13th – Church as usual. Mom didn’t want to go for the second Sunday in a row so everyone who did attend ate her cake that Diane got.

14th – Packed up and headed out to Armitage County Park in Eugene right on time about 3 pm. We were supposed to leave at noon, but you know how plans can change. This will be the first trip we’ve taken with a car in tow. Had to use the tow dolly. Worked great. Here we are, stopped in front of Diane’s Mom’s house.

I’m happy to report that the Toyota followed us all the way to the park without falling off even one time. We found the park and our spot before dark. Everything hooked up and working great. They have an off-leash area for dogs so we took them to see what happened. There were other dogs there, but they were of no interest to Ziva who was more enthralled with smelling where all the dogs before her may have stepped, sniffed, peed, and/or pooped. She was in heaven. Ozzie, not so much. He was in more of a mood to be held and cuddled, so Diane complied.

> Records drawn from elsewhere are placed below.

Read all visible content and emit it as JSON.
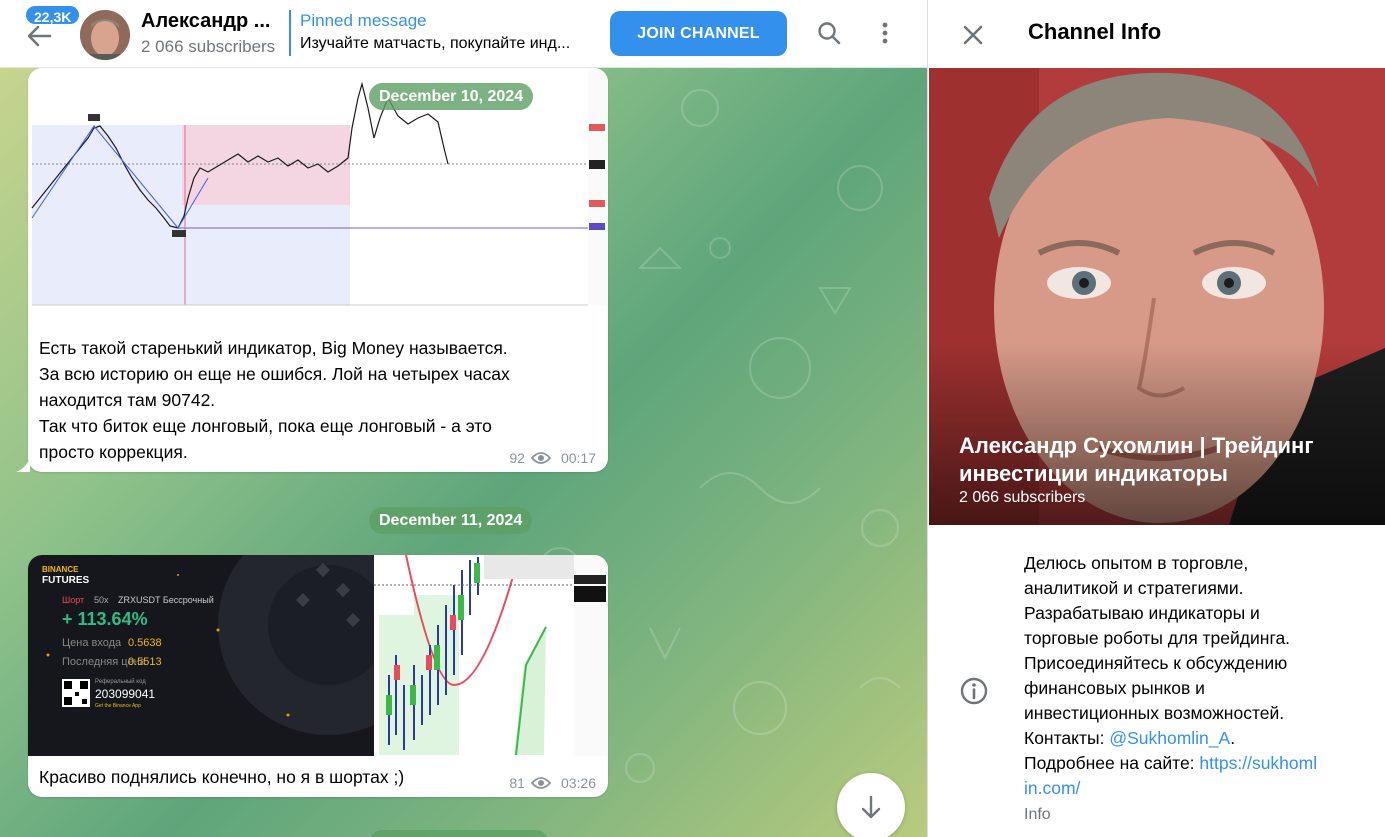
{
  "header": {
    "unread_count": "22,3K",
    "channel_title": "Александр ...",
    "subscribers": "2 066 subscribers",
    "pinned_label": "Pinned message",
    "pinned_text": "Изучайте матчасть, покупайте инд...",
    "join_label": "JOIN CHANNEL"
  },
  "messages": [
    {
      "date": "December 10, 2024",
      "lines": [
        "Есть такой старенький индикатор, Big Money называется.",
        "За всю историю он еще не ошибся. Лой на четырех часах",
        "находится там 90742.",
        "Так что биток еще лонговый, пока еще лонговый - а это",
        "просто коррекция."
      ],
      "views": "92",
      "time": "00:17"
    },
    {
      "date": "December 11, 2024",
      "lines": [
        "Красиво поднялись конечно, но я в шортах ;)"
      ],
      "views": "81",
      "time": "03:26",
      "card": {
        "brand": "BINANCE",
        "product": "FUTURES",
        "side": "Шорт",
        "leverage": "50x",
        "pair": "ZRXUSDT Бессрочный",
        "pnl": "+ 113.64%",
        "entry_label": "Цена входа",
        "entry_value": "0.5638",
        "last_label": "Последняя цена",
        "last_value": "0.5513",
        "ref_label": "Реферальный код",
        "ref_code": "203099041",
        "app_note": "Get the Binance App"
      }
    }
  ],
  "info": {
    "title": "Channel Info",
    "name": "Александр Сухомлин | Трейдинг инвестиции индикаторы",
    "subscribers": "2 066 subscribers",
    "desc_lines": [
      "Делюсь опытом в торговле,",
      "аналитикой и стратегиями.",
      "Разрабатываю индикаторы и",
      "торговые роботы для трейдинга.",
      "Присоединяйтесь к обсуждению",
      "финансовых рынков и",
      "инвестиционных возможностей."
    ],
    "contacts_label": "Контакты: ",
    "contacts_handle": "@Sukhomlin_A",
    "contacts_suffix": ".",
    "site_label": "Подробнее на сайте: ",
    "site_link_1": "https://sukhoml",
    "site_link_2": "in.com/",
    "section_label": "Info"
  },
  "colors": {
    "accent": "#3390ec",
    "date_pill": "#5ca064",
    "profit": "#2ebd85"
  }
}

15th – Ziva didn’t get the memo and got me up at 0532, like normal. So, I took her and Ozzie (who begged to come along, too) outside into the freezing cold morning. Diane said it was about 50, but it felt like 9, or so. Very chilly. Then I hunkered down on the sofa for another couple of hours. Kinda like being at home. It was OK. Later in the day Diane drove off to get some essential items at WalMart* which was only 7 minutes away in Eugene. One of the essential items was a small can of propane for the BBQ because I totally forgot to bring one of the two very large spare propane bottles we somehow acquired. From where is a mystery. Once she returned with the propane, and a couple other bags of ‘things’, I fired up the BBQ and cooked the steak we brought for that purpose. Diane made a salad, reheated fresh beans, and made some fake mashed potatoes. It was a wonderful meal in part, I think, because the meat was done nicely. Tasted great.

While Diane was busy shopping, and aggravating her injured, but reportedly healed left wrist, I fiddled around with the Dish satellite system and the RV’s AV features to the point where absolutely nothing worked at all. It was a bit frustrating, to say the least, but I persevered and found a solution by removing everything from the little tiny cabinet that houses everything, then stuffed the satellite things in there and hooked them up. It worked just fine.

Perhaps some of you remember my first foray into that little cabinet. It was kinda like that all over again.

What we don’t have is a connection to the surround system of speakers that live in our ceiling, but they quite working the first time I stuck my arm in that cabinet. The fact that they still don’t work isn’t an issue right now. I’ll figure that out at a later date when it may become important. I can’t get the radio to work, either. Perhaps I should have just left all that stuff alone when it was working. But, I just can’t seem to keep my hands off of stuff that has wires attached. It’s a ‘thing’.

Now it’s time to relax some more, after I share some photos with you …

While getting things ready to roll with the RV, Brooklyn and Kaiah from next door appeared with Alice in a car seat on a hand truck. She looked pretty comfortable. None of the straps were tight so she could have escaped any old time.

I took this photo the other day thinking that Breezie was laying on a bunch of sharp rocks. Well, it was just a trick of hers. I looked at it again after she got up and saw that there were no rocks where she was laying. Apparently she pushed them all out of the way before laying down. Tricky cat.

Finally, these two Transformers landed in our yard a week or so ago and have just been staring at each other since landing. I keep waiting for one of them to make a move but, so far, neither one has flinched. I’ve seen kids from the neighborhood playing on and around them, and no one has been hurt, but it’s just a matter of time. One day soon they will rise up and destroy all the ground around them. I’d like to be there for that.

By the way, the weather in Eugene is magnificent.